The government plans to invest billions of yuan more to implement these upgrades and eventually increase the top operational speed to 350km/h, according to some official documents.
A railway engineering scientist at Beijing Jiaotong University pointed out that problems caused by strong sandstorms could be solved by creative engineering methods, but they would inevitably raise the cost of construction, maintenance and operation.
“But for the government, money is just one of many considerations,” said the researcher who requested not to be named due to the sensitivity of the issue.
The railway transports about 10 million passengers a year, more than a third of the Xinjiang population. It also passes through a number of military bases, including nuclear weapon launch facilities.
“Only Chinese [engineers] are building high-speed rail lines in deserts,” he said.
In Saudi Arabia, China helped to build a high-speed line from Mecca to Medina. Trains on the 453km Haramain high-speed railway operate at speeds of up to 300km/h.
Winds in the Middle East are not as strong as those in the Gobi Desert, and the sand particles are finer. But the project still turned out to be more challenging than expected. Construction started in 2009, the same time as the Xinjiang-Lanzhou line, but the project could not be completed until 2018.
More from South China Morning Post:
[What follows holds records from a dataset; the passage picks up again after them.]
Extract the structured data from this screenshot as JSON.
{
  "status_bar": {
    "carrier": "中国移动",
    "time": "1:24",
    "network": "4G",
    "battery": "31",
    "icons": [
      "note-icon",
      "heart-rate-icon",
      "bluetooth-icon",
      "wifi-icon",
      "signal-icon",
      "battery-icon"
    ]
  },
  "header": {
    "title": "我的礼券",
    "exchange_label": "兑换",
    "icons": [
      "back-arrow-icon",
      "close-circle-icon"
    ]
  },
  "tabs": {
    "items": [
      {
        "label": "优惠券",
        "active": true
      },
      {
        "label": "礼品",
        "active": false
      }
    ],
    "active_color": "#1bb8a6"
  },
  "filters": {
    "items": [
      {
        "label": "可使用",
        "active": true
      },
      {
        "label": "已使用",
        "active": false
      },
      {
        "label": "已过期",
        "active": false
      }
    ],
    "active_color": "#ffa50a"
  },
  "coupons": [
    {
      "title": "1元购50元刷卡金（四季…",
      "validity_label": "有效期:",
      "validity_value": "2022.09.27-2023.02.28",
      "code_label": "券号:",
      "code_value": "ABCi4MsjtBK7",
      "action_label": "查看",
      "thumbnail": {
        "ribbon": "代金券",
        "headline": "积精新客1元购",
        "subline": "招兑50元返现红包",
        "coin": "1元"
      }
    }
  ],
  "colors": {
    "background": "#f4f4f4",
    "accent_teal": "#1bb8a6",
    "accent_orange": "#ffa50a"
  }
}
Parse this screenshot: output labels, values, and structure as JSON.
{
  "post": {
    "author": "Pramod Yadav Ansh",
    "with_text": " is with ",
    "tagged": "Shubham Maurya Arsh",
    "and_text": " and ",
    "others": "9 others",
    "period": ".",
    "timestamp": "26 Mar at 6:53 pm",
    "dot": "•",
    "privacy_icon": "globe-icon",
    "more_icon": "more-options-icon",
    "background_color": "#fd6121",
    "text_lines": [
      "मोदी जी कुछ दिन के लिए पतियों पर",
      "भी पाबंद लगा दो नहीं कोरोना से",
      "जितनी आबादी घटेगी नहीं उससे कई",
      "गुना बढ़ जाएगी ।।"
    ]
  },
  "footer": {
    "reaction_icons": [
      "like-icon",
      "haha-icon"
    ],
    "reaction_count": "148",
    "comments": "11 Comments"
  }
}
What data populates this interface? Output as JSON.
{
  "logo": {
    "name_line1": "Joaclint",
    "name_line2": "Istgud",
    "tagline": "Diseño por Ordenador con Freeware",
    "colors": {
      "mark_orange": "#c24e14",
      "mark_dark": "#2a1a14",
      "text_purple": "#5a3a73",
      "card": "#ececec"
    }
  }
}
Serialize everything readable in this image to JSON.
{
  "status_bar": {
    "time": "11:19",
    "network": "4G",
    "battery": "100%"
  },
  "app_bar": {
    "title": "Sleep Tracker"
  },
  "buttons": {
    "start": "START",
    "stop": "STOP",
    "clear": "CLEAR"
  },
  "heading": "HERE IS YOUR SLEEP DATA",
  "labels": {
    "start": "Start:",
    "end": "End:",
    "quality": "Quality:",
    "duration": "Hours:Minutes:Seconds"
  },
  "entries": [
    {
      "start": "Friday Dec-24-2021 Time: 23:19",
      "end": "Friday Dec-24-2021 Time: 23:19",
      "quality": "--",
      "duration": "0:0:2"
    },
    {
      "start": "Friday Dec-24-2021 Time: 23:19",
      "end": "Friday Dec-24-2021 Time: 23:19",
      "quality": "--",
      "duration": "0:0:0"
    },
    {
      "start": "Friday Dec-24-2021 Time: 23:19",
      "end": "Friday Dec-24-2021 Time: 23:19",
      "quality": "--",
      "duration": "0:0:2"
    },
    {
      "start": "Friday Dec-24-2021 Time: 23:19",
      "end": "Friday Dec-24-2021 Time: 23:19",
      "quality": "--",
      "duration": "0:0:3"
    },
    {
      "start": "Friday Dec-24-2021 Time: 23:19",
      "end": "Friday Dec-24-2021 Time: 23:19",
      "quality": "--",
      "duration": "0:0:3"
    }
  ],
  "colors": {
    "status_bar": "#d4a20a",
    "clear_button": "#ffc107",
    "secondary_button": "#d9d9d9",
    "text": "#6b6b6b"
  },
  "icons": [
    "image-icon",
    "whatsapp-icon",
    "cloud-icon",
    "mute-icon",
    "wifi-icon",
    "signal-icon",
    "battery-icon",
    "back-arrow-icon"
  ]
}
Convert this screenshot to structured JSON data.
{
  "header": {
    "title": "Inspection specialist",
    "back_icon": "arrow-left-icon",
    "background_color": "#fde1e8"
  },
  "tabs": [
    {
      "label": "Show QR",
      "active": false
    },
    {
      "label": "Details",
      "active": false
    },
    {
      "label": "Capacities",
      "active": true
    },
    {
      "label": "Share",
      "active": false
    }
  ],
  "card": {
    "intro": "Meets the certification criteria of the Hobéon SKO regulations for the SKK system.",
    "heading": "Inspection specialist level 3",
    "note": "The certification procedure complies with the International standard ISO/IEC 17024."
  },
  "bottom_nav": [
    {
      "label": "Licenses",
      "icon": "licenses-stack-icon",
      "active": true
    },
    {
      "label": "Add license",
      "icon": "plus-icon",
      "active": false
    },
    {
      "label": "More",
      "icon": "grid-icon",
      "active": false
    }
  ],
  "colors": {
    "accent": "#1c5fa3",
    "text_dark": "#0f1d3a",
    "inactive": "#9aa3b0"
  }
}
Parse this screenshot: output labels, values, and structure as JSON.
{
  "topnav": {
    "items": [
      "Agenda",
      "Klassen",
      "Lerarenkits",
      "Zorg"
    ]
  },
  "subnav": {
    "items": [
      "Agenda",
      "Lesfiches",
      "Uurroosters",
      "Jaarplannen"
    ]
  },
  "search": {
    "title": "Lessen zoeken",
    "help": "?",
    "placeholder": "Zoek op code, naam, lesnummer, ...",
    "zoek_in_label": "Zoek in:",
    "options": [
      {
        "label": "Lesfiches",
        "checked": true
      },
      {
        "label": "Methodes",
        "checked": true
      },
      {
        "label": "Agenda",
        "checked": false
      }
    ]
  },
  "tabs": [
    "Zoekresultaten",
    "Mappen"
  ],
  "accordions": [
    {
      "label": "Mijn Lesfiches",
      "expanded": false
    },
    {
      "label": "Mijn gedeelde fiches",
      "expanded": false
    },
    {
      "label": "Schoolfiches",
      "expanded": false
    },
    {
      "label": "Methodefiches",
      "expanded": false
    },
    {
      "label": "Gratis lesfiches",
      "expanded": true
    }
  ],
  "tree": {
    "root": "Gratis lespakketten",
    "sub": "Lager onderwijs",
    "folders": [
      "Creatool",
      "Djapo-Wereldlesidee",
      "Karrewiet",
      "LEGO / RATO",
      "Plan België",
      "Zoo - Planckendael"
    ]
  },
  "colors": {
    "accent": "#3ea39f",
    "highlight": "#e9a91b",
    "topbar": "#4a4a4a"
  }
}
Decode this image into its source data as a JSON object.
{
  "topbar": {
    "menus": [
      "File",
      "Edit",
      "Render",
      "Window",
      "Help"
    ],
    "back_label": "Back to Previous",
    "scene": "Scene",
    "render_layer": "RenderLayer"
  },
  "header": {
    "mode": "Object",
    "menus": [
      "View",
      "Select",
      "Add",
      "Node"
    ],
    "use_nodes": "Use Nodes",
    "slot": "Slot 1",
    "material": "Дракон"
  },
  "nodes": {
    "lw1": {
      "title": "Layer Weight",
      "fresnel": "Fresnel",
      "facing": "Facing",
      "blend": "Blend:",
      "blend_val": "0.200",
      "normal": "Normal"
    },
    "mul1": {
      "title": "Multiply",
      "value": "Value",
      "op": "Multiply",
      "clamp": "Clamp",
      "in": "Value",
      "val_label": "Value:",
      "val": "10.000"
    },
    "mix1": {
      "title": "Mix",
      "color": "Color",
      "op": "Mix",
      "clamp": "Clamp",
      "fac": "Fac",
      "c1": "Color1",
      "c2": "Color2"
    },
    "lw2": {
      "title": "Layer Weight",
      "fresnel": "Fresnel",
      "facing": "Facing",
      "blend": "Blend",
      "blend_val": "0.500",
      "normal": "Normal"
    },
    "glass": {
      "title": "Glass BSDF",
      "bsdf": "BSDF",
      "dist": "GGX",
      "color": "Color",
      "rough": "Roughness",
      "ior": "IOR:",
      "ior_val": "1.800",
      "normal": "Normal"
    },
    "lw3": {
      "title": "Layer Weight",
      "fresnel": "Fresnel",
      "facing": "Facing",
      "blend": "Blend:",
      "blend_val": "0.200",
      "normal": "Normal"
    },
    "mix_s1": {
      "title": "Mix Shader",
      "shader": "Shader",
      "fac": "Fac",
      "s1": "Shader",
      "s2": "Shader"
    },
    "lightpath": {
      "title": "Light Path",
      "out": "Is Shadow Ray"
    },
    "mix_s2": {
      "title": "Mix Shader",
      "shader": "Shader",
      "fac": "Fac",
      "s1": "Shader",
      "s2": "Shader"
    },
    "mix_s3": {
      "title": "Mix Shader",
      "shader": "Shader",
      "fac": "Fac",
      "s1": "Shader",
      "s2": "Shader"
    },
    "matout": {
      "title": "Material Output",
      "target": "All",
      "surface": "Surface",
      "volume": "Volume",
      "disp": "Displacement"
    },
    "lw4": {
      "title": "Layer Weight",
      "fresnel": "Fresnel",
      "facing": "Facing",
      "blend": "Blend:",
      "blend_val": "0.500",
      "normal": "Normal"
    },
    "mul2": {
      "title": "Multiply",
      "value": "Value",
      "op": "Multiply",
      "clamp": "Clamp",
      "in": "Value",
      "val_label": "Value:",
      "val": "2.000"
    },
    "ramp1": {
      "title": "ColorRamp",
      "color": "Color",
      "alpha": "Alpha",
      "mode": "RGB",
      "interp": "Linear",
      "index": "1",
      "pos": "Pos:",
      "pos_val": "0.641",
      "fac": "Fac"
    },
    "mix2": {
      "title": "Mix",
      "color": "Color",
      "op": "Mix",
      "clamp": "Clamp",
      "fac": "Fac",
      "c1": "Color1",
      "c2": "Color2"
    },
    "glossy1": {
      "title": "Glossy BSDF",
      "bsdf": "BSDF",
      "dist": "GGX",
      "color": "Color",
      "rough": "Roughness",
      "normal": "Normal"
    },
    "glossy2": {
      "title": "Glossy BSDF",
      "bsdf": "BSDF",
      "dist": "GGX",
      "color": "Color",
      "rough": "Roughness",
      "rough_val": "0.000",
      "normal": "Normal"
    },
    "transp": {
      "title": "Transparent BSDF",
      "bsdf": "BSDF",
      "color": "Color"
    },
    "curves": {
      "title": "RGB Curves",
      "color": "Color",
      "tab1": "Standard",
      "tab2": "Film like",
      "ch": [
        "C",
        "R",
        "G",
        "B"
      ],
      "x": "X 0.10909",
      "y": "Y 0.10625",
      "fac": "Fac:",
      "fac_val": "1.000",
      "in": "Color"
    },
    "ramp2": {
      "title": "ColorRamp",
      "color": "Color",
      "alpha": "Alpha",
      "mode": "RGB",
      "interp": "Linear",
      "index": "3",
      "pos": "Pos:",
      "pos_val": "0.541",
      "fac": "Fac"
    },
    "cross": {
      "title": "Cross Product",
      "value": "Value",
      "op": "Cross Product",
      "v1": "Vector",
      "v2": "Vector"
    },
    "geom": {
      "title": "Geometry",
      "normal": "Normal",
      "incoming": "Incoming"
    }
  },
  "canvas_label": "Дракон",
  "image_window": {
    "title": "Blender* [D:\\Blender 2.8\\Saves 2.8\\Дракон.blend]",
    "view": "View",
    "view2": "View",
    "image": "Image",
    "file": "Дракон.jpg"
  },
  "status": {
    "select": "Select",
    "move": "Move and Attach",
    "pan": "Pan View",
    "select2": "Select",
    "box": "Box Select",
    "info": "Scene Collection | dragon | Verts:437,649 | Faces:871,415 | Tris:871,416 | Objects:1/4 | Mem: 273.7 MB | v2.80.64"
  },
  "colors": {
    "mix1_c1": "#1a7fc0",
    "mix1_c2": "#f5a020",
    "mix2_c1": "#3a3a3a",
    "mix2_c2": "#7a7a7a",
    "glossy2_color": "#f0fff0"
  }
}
This article Why China’s longest high-speed railway is slowing down first appeared on South China Morning Post